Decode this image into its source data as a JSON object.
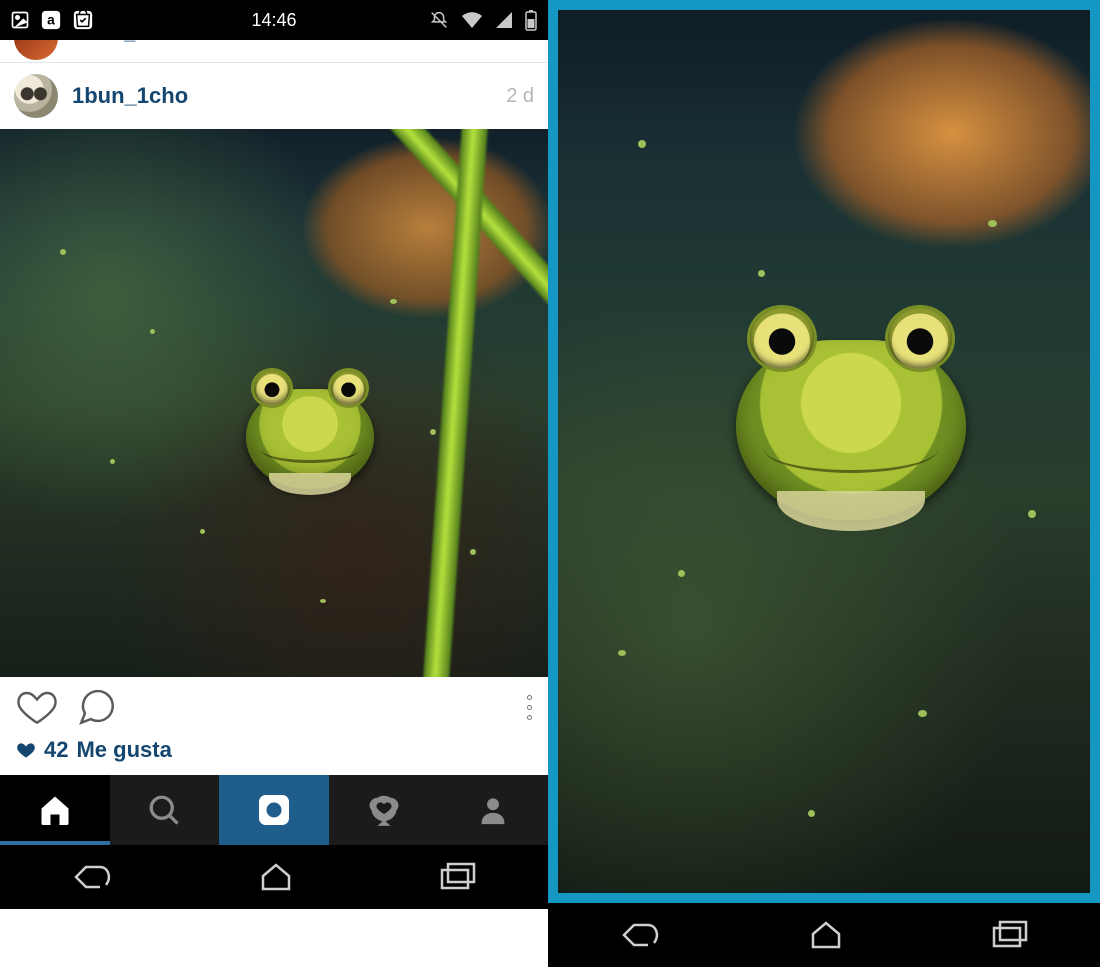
{
  "statusbar": {
    "time": "14:46"
  },
  "prev_post": {
    "username": "david_d"
  },
  "post": {
    "username": "1bun_1cho",
    "time": "2 d",
    "likes_count": "42",
    "likes_label": "Me gusta"
  }
}
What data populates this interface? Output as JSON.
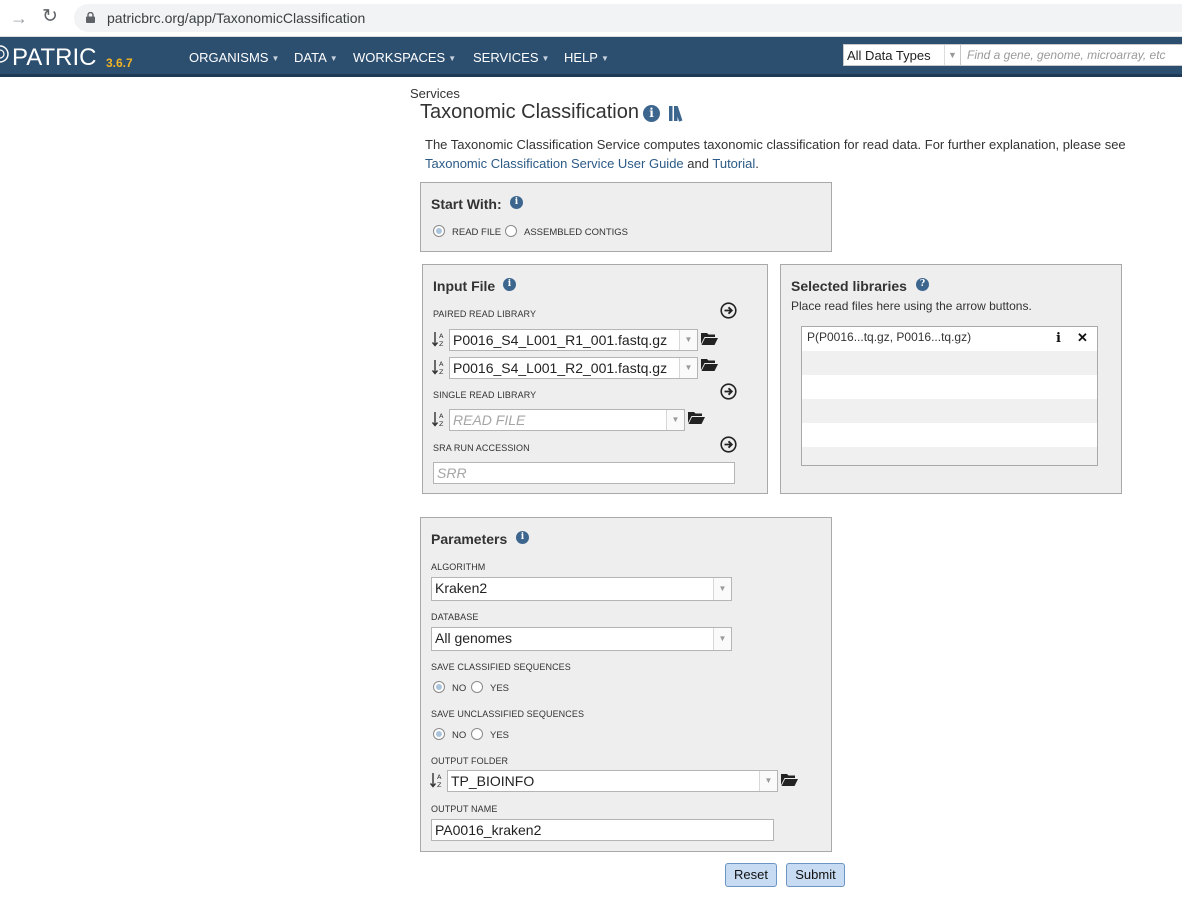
{
  "browser": {
    "url": "patricbrc.org/app/TaxonomicClassification"
  },
  "header": {
    "logo": "PATRIC",
    "version": "3.6.7",
    "nav": [
      "ORGANISMS",
      "DATA",
      "WORKSPACES",
      "SERVICES",
      "HELP"
    ],
    "search_type": "All Data Types",
    "search_placeholder": "Find a gene, genome, microarray, etc"
  },
  "breadcrumb": "Services",
  "page": {
    "title": "Taxonomic Classification",
    "desc_text": "The Taxonomic Classification Service computes taxonomic classification for read data. For further explanation, please see",
    "guide_link": "Taxonomic Classification Service User Guide",
    "and_text": "and",
    "tutorial_link": "Tutorial",
    "period": "."
  },
  "start_with": {
    "title": "Start With:",
    "options": [
      "READ FILE",
      "ASSEMBLED CONTIGS"
    ],
    "selected": "READ FILE"
  },
  "input_file": {
    "title": "Input File",
    "paired_label": "PAIRED READ LIBRARY",
    "read1": "P0016_S4_L001_R1_001.fastq.gz",
    "read2": "P0016_S4_L001_R2_001.fastq.gz",
    "single_label": "SINGLE READ LIBRARY",
    "single_placeholder": "READ FILE",
    "sra_label": "SRA RUN ACCESSION",
    "sra_placeholder": "SRR"
  },
  "selected_libraries": {
    "title": "Selected libraries",
    "hint": "Place read files here using the arrow buttons.",
    "items": [
      "P(P0016...tq.gz, P0016...tq.gz)"
    ]
  },
  "parameters": {
    "title": "Parameters",
    "algorithm_label": "ALGORITHM",
    "algorithm": "Kraken2",
    "database_label": "DATABASE",
    "database": "All genomes",
    "save_classified_label": "SAVE CLASSIFIED SEQUENCES",
    "save_unclassified_label": "SAVE UNCLASSIFIED SEQUENCES",
    "no": "NO",
    "yes": "YES",
    "output_folder_label": "OUTPUT FOLDER",
    "output_folder": "TP_BIOINFO",
    "output_name_label": "OUTPUT NAME",
    "output_name": "PA0016_kraken2"
  },
  "buttons": {
    "reset": "Reset",
    "submit": "Submit"
  },
  "colors": {
    "nav_bg": "#2c4e6f",
    "accent": "#f0b323",
    "link": "#2b5a86",
    "button": "#c7dbf2"
  }
}
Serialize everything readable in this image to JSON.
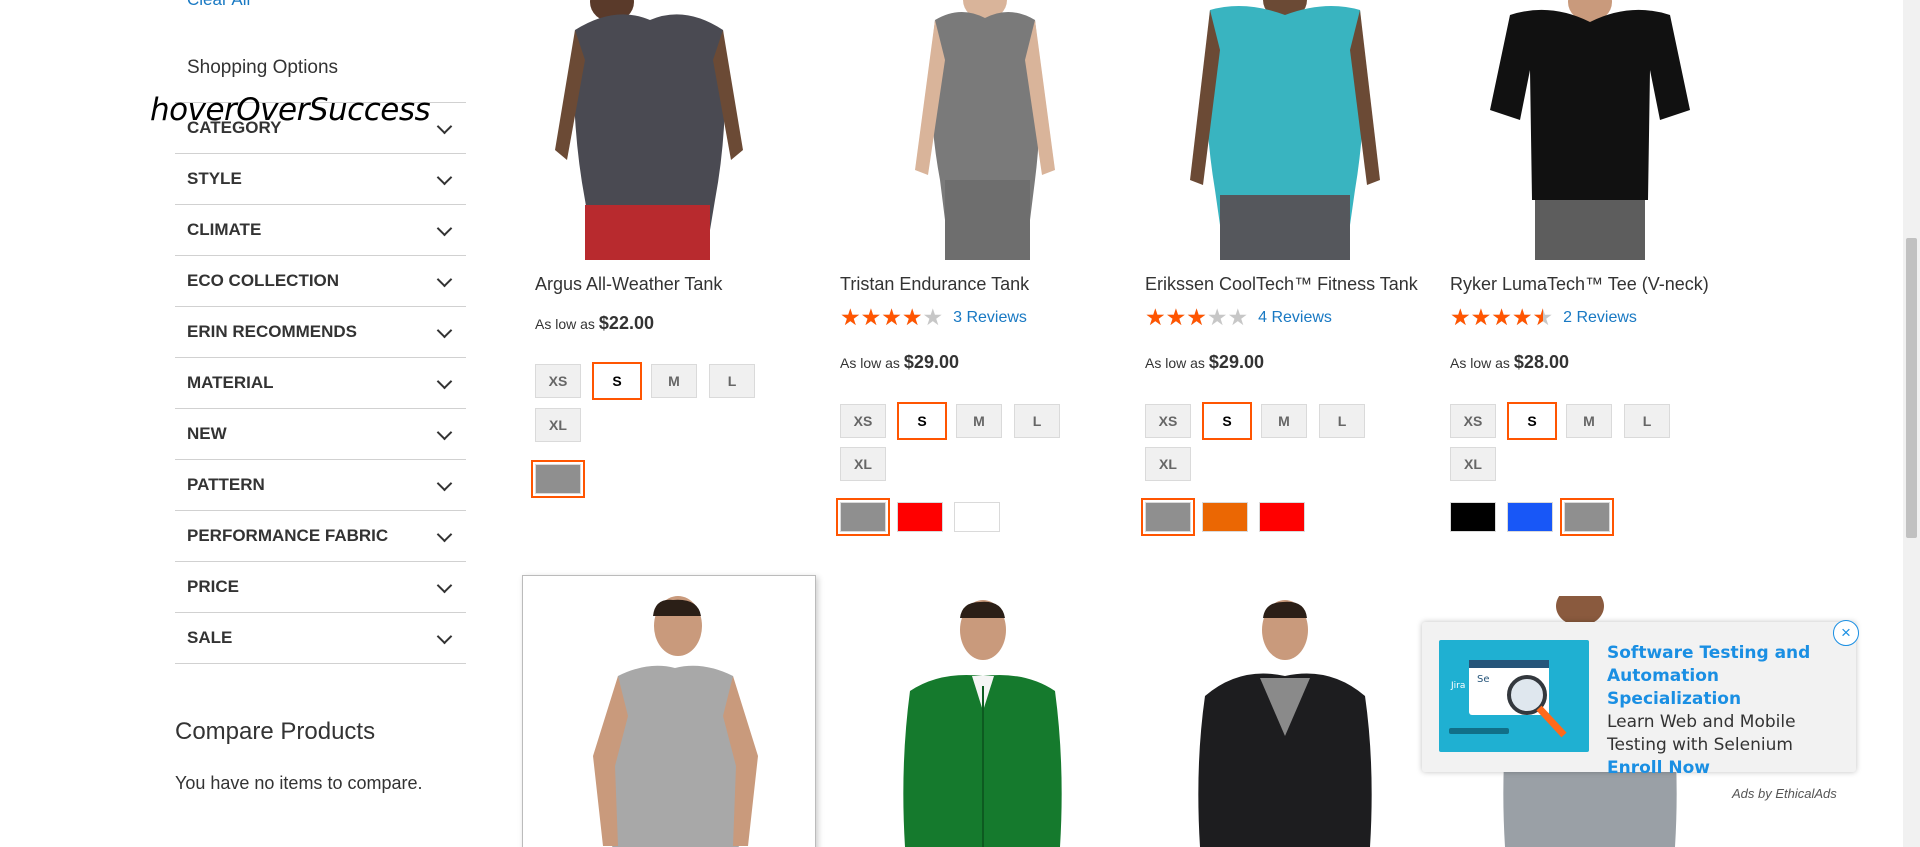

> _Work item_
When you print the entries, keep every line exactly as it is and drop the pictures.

> _Your solution_
Decode this image into its source data as a JSON object.
{
  "statusbar": {
    "time": "14:46"
  },
  "prev_post": {
    "username": "david_d"
  },
  "post": {
    "username": "1bun_1cho",
    "time": "2 d",
    "likes_count": "42",
    "likes_label": "Me gusta"
  }
}
What data populates this interface? Output as JSON.
{
  "browser": {
    "url": "patricbrc.org/app/TaxonomicClassification"
  },
  "header": {
    "logo": "PATRIC",
    "version": "3.6.7",
    "nav": [
      "ORGANISMS",
      "DATA",
      "WORKSPACES",
      "SERVICES",
      "HELP"
    ],
    "search_type": "All Data Types",
    "search_placeholder": "Find a gene, genome, microarray, etc"
  },
  "breadcrumb": "Services",
  "page": {
    "title": "Taxonomic Classification",
    "desc_text": "The Taxonomic Classification Service computes taxonomic classification for read data. For further explanation, please see",
    "guide_link": "Taxonomic Classification Service User Guide",
    "and_text": "and",
    "tutorial_link": "Tutorial",
    "period": "."
  },
  "start_with": {
    "title": "Start With:",
    "options": [
      "READ FILE",
      "ASSEMBLED CONTIGS"
    ],
    "selected": "READ FILE"
  },
  "input_file": {
    "title": "Input File",
    "paired_label": "PAIRED READ LIBRARY",
    "read1": "P0016_S4_L001_R1_001.fastq.gz",
    "read2": "P0016_S4_L001_R2_001.fastq.gz",
    "single_label": "SINGLE READ LIBRARY",
    "single_placeholder": "READ FILE",
    "sra_label": "SRA RUN ACCESSION",
    "sra_placeholder": "SRR"
  },
  "selected_libraries": {
    "title": "Selected libraries",
    "hint": "Place read files here using the arrow buttons.",
    "items": [
      "P(P0016...tq.gz, P0016...tq.gz)"
    ]
  },
  "parameters": {
    "title": "Parameters",
    "algorithm_label": "ALGORITHM",
    "algorithm": "Kraken2",
    "database_label": "DATABASE",
    "database": "All genomes",
    "save_classified_label": "SAVE CLASSIFIED SEQUENCES",
    "save_unclassified_label": "SAVE UNCLASSIFIED SEQUENCES",
    "no": "NO",
    "yes": "YES",
    "output_folder_label": "OUTPUT FOLDER",
    "output_folder": "TP_BIOINFO",
    "output_name_label": "OUTPUT NAME",
    "output_name": "PA0016_kraken2"
  },
  "buttons": {
    "reset": "Reset",
    "submit": "Submit"
  },
  "colors": {
    "nav_bg": "#2c4e6f",
    "accent": "#f0b323",
    "link": "#2b5a86",
    "button": "#c7dbf2"
  }
}
Serialize everything readable in this image to JSON.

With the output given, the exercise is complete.